“Have regular hours for work and play; make each day both useful and pleasant, and prove that you understand the worth of time by employing it well.”
‘Little Women’, Louisa May Alcott
The pressures imposed by public exams, coursework deadlines and school curriculums are always intense. But today, due to the outbreak of COVID-19, students must also navigate the new and uncertain landscape of home education, without the face to face support of teachers and the structure of a school timetable.
The government recently announced the closure of all schools across the UK, impacting millions of students across the country. While school closures will help in keeping children healthy and slowing the spread of the virus, they have meant that families up and down the country are having to adjust to an entirely different daily routine – “the new normal”.
While the temptation might be to draw up rigid and extensive lesson timetables, the reality is that the key to success during this period is not the hours spent sitting in front of books, but in following Marmee’s in “Little Women” advice and making time for both ‘work and play’.
My own experience, along with much scientific research has shown the benefits that exercise can have on the brain, particularly when taken alongside studying. With the weather getting better by the day I explain below why movement should play an essential role in studying at home.
Exercise changes the brain in ways that protect memory and thinking skills. In a study done at the University of British Columbia, researchers found that regular aerobic exercise (the kind that gets your heart and sweat glands pumping), appears to boost the size of the hippocampus, the brain area involved in verbal memory and learning.
- Mental health
These are uncertain times and the constant media coverage of the unfolding COVID-19 pandemic, combined with increased pressure to complete school work under challenging conditions is a recipe for heightened stress levels. Exercise induces a decrease in stress hormones, which in turn improves mood and sleep, while also helping to reduce anxiety. Studies in adults indicate that 30 minutes of aerobic exercise reduces muscle tension, which lasts for up to 4 hours after the exercise, meaning that post exercise you will feel more relaxed and able to focus on the task in hand.
Exercise is also associated with improved self-esteem and greater confidence.
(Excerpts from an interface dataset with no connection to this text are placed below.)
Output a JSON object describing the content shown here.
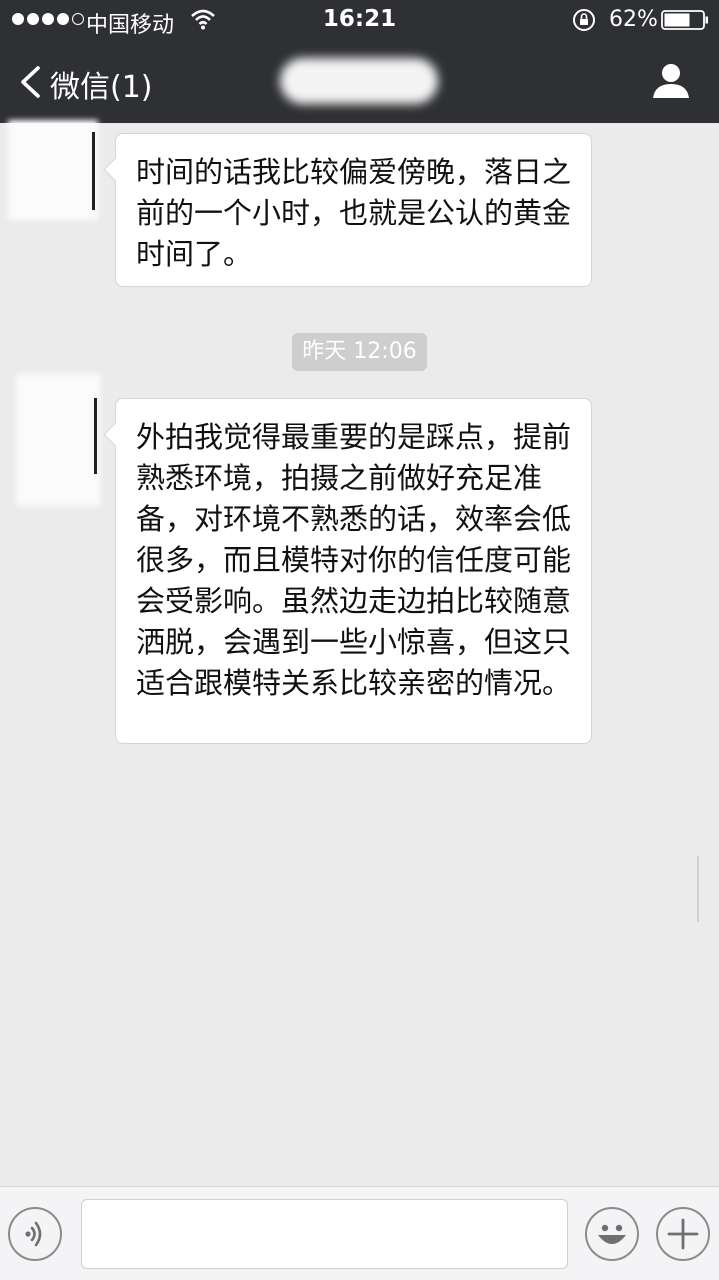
{
  "status_bar": {
    "carrier": "中国移动",
    "time": "16:21",
    "battery": "62%",
    "icons": [
      "signal-icon",
      "wifi-icon",
      "rotation-lock-icon",
      "battery-icon"
    ]
  },
  "nav_bar": {
    "back_label": "微信(1)",
    "icons": [
      "back-chevron-icon",
      "contact-info-icon"
    ]
  },
  "messages": [
    {
      "side": "left",
      "text": "时间的话我比较偏爱傍晚，落日之前的一个小时，也就是公认的黄金时间了。"
    },
    {
      "side": "left",
      "text": "外拍我觉得最重要的是踩点，提前熟悉环境，拍摄之前做好充足准备，对环境不熟悉的话，效率会低很多，而且模特对你的信任度可能会受影响。虽然边走边拍比较随意洒脱，会遇到一些小惊喜，但这只适合跟模特关系比较亲密的情况。"
    }
  ],
  "timestamp": "昨天 12:06",
  "input_bar": {
    "icons": [
      "voice-icon",
      "emoji-icon",
      "plus-icon"
    ]
  },
  "colors": {
    "top_bar": "#2e3033",
    "background": "#ebebeb",
    "bubble": "#ffffff",
    "timestamp_bg": "#cecece"
  }
}
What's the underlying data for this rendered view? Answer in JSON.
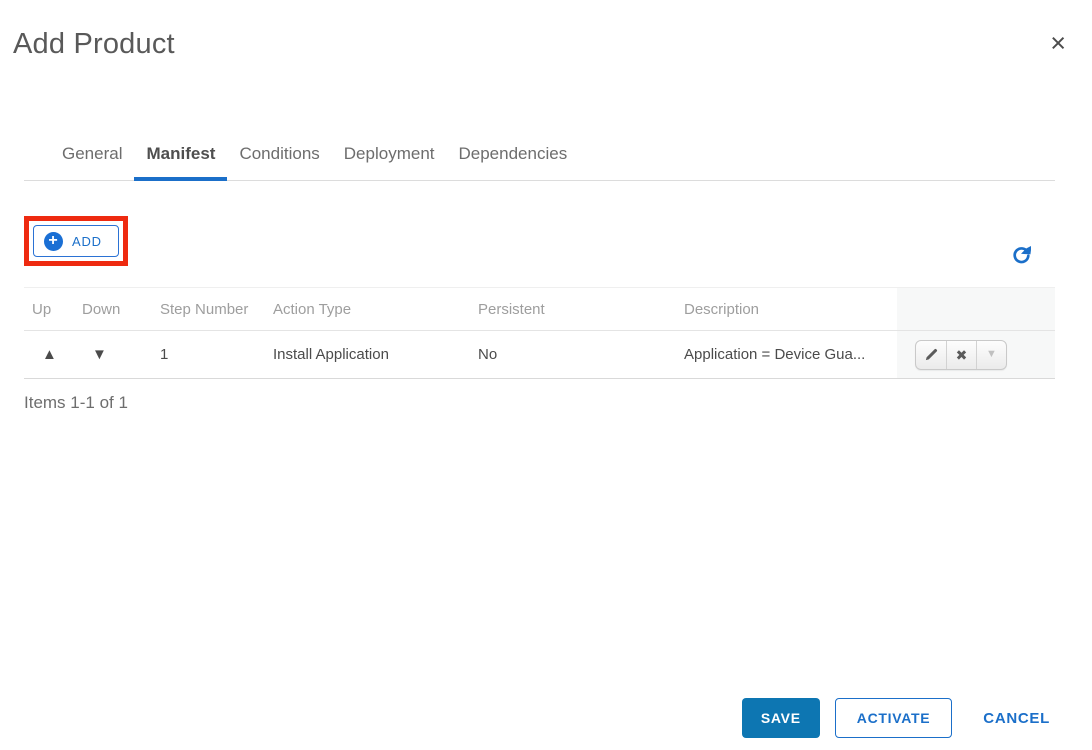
{
  "dialog": {
    "title": "Add Product",
    "close_glyph": "×"
  },
  "tabs": [
    {
      "label": "General",
      "active": false
    },
    {
      "label": "Manifest",
      "active": true
    },
    {
      "label": "Conditions",
      "active": false
    },
    {
      "label": "Deployment",
      "active": false
    },
    {
      "label": "Dependencies",
      "active": false
    }
  ],
  "toolbar": {
    "add_label": "ADD",
    "plus_glyph": "+"
  },
  "table": {
    "columns": [
      "Up",
      "Down",
      "Step Number",
      "Action Type",
      "Persistent",
      "Description"
    ],
    "rows": [
      {
        "up_glyph": "▲",
        "down_glyph": "▼",
        "step_number": "1",
        "action_type": "Install Application",
        "persistent": "No",
        "description": "Application = Device Gua...",
        "delete_glyph": "✖",
        "more_glyph": "▼"
      }
    ]
  },
  "pagination": {
    "items_text": "Items 1-1 of 1"
  },
  "footer": {
    "save_label": "SAVE",
    "activate_label": "ACTIVATE",
    "cancel_label": "CANCEL"
  },
  "colors": {
    "accent_blue": "#1b6fc9",
    "save_button_blue": "#0d76b2",
    "annotation_red": "#ee2a10",
    "title_gray": "#595959",
    "header_text_gray": "#9e9e9e",
    "cell_text_gray": "#4b4b4b"
  }
}
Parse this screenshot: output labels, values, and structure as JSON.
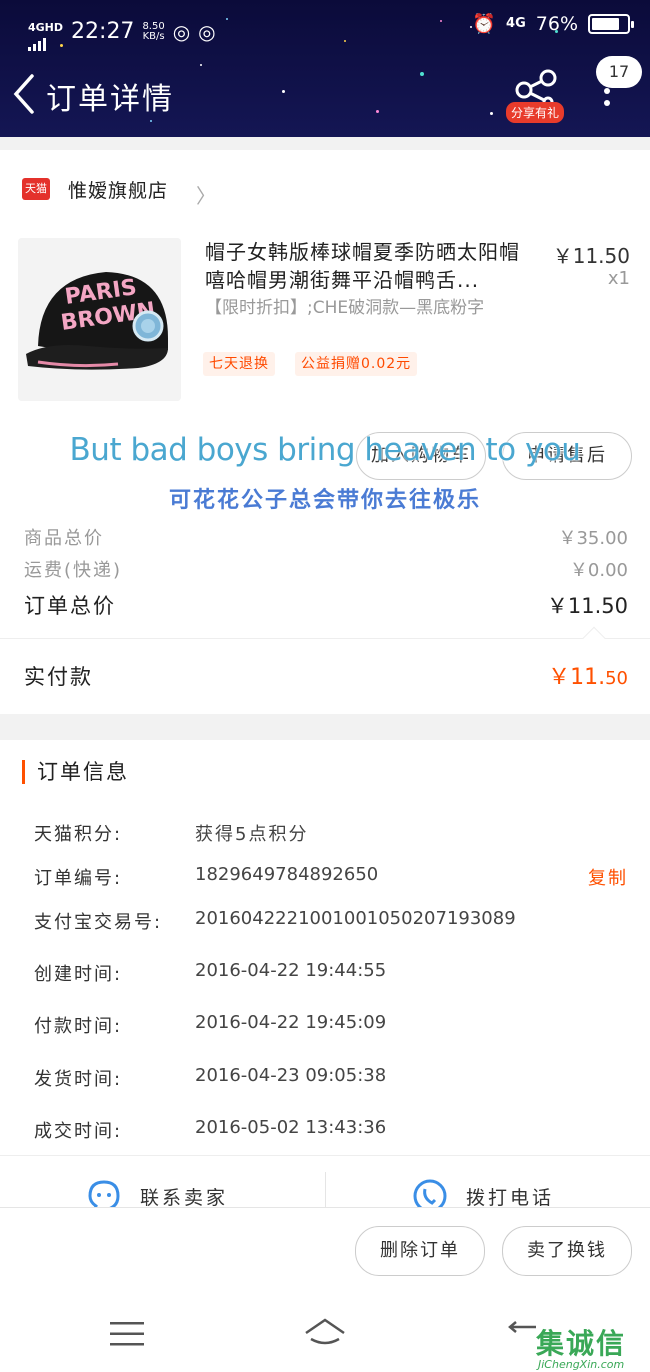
{
  "status_bar": {
    "network": "4GHD",
    "time": "22:27",
    "speed_value": "8.50",
    "speed_unit": "KB/s",
    "network_right": "4G",
    "battery": "76%"
  },
  "header": {
    "title": "订单详情",
    "share_badge": "分享有礼",
    "message_count": "17"
  },
  "shop": {
    "logo_text": "天猫",
    "name": "惟嫒旗舰店"
  },
  "product": {
    "title": "帽子女韩版棒球帽夏季防晒太阳帽嘻哈帽男潮街舞平沿帽鸭舌...",
    "sku": "【限时折扣】;CHE破洞款—黑底粉字",
    "tags": [
      "七天退换",
      "公益捐赠0.02元"
    ],
    "price": "￥11.50",
    "quantity": "x1",
    "cap_text_1": "PARIS",
    "cap_text_2": "BROWN"
  },
  "actions": {
    "add_cart": "加入购物车",
    "after_sale": "申请售后"
  },
  "subtitles": {
    "english": "But bad boys bring heaven to you",
    "chinese": "可花花公子总会带你去往极乐"
  },
  "totals": {
    "goods_label": "商品总价",
    "goods_value": "￥35.00",
    "shipping_label": "运费(快递)",
    "shipping_value": "￥0.00",
    "order_total_label": "订单总价",
    "order_total_value": "￥11.50",
    "paid_label": "实付款",
    "paid_yuan": "￥11.",
    "paid_fen": "50"
  },
  "order_info": {
    "title": "订单信息",
    "rows": [
      {
        "label": "天猫积分:",
        "value": "获得5点积分"
      },
      {
        "label": "订单编号:",
        "value": "1829649784892650"
      },
      {
        "label": "支付宝交易号:",
        "value": "2016042221001001050207193089"
      },
      {
        "label": "创建时间:",
        "value": "2016-04-22 19:44:55"
      },
      {
        "label": "付款时间:",
        "value": "2016-04-22 19:45:09"
      },
      {
        "label": "发货时间:",
        "value": "2016-04-23 09:05:38"
      },
      {
        "label": "成交时间:",
        "value": "2016-05-02 13:43:36"
      }
    ],
    "copy_label": "复制"
  },
  "contact": {
    "seller": "联系卖家",
    "phone": "拨打电话"
  },
  "bottom_actions": {
    "delete": "删除订单",
    "sell": "卖了换钱"
  },
  "watermark": {
    "main": "集诚信",
    "sub": "JiChengXin.com"
  },
  "colors": {
    "accent": "#ff5000",
    "header_bg": "#0b0b3a",
    "subtitle_en": "#4aa7d0",
    "subtitle_cn": "#4a7bd4"
  }
}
Identifying and completing a particular fitness challenge, whether it be a 5km run or 20 star jumps in the garden, gives you the fulfilment which comes from setting goals and achieving them. By focusing on what your body is capable of rather than what it isn’t builds a greater sense of self confidence, something which can be applied to an academic environment too.
At school our days are planned out for us. With the help of a rigorous timetable, we know exactly what we are meant to be doing and when. Routine can be an anchor. No matter what is going on in the world, we are comforted if we know that we will be doing Maths and French in the morning, to be followed by sport in the afternoon. At home this can be hard to replicate. Carving out 30 minutes a day to do some movement creates a routine. Coping with unpredictable periods of time can feel more doable when we have a little structure in place to look to. It also breaks up the day, meaning that when you go back to your books, you will feel refreshed and energised.
- Opportunity to learn differently
Who said that you can’t learn while getting some exercise? Whether on a walk, jog or doing star jumps in your kitchen, podcasts and audiobooks are a great way to distract your mind from the physical movement. While revising for my GCSEs, A levels and finals, I found that walking with an audiobook of my set texts was a great way to lose myself in the books. Download the Audible app and you will be able to access thousands of books for a fraction of the price of buying them instore. There are also some brilliant podcasts out there. Player FM has a list of podcasts aimed at students studying for GCSEs while Audiopi is a fantastic educational resource created by teachers, examiners and leading academics.
You cannot work all day, every day. Nor should you. Revision has to be about quality, as well as quantity. Aiysha Malik, a psychologist with the World Health Organization, recently reminded us that “we can feel mentally better if we are as physically well as possible”.